▶ **Data provided**
---+---

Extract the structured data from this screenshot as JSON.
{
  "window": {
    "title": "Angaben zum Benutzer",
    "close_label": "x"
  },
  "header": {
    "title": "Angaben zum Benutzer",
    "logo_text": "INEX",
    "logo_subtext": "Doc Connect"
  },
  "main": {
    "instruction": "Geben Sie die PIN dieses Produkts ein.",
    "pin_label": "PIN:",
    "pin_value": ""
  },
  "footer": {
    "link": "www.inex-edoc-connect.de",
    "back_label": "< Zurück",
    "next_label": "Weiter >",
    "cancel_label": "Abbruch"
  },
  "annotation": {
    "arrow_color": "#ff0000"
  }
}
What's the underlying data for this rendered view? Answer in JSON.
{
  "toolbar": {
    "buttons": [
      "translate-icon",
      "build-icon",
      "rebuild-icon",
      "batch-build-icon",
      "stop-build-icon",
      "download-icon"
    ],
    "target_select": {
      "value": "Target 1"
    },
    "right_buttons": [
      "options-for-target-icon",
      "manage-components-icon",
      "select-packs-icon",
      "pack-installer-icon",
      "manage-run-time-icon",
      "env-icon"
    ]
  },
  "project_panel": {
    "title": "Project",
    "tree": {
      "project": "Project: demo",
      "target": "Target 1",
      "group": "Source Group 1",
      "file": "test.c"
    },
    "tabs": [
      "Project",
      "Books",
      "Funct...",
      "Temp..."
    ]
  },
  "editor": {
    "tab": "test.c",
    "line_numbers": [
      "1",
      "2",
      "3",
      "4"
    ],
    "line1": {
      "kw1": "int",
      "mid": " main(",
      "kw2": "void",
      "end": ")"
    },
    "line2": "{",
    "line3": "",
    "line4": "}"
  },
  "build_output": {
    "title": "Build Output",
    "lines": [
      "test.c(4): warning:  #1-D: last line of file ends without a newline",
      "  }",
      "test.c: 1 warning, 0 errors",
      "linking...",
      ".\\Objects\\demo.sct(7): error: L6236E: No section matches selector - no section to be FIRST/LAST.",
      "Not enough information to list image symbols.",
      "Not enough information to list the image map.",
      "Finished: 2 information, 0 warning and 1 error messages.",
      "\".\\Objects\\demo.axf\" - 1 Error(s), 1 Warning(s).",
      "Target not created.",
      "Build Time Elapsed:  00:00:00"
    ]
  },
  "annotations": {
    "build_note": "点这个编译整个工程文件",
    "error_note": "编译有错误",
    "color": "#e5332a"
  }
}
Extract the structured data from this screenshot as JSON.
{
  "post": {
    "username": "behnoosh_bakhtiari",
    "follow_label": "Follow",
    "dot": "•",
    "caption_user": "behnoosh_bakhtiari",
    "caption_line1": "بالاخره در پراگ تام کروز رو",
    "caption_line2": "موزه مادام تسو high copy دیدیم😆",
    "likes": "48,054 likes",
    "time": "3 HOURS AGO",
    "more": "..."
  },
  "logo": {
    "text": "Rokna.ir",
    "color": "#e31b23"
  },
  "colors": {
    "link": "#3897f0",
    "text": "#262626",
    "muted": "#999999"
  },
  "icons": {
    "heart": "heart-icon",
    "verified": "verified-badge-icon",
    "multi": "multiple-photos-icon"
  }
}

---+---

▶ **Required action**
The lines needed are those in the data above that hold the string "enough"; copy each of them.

▶ **Output below**
      "Not enough information to list image symbols.",
      "Not enough information to list the image map.",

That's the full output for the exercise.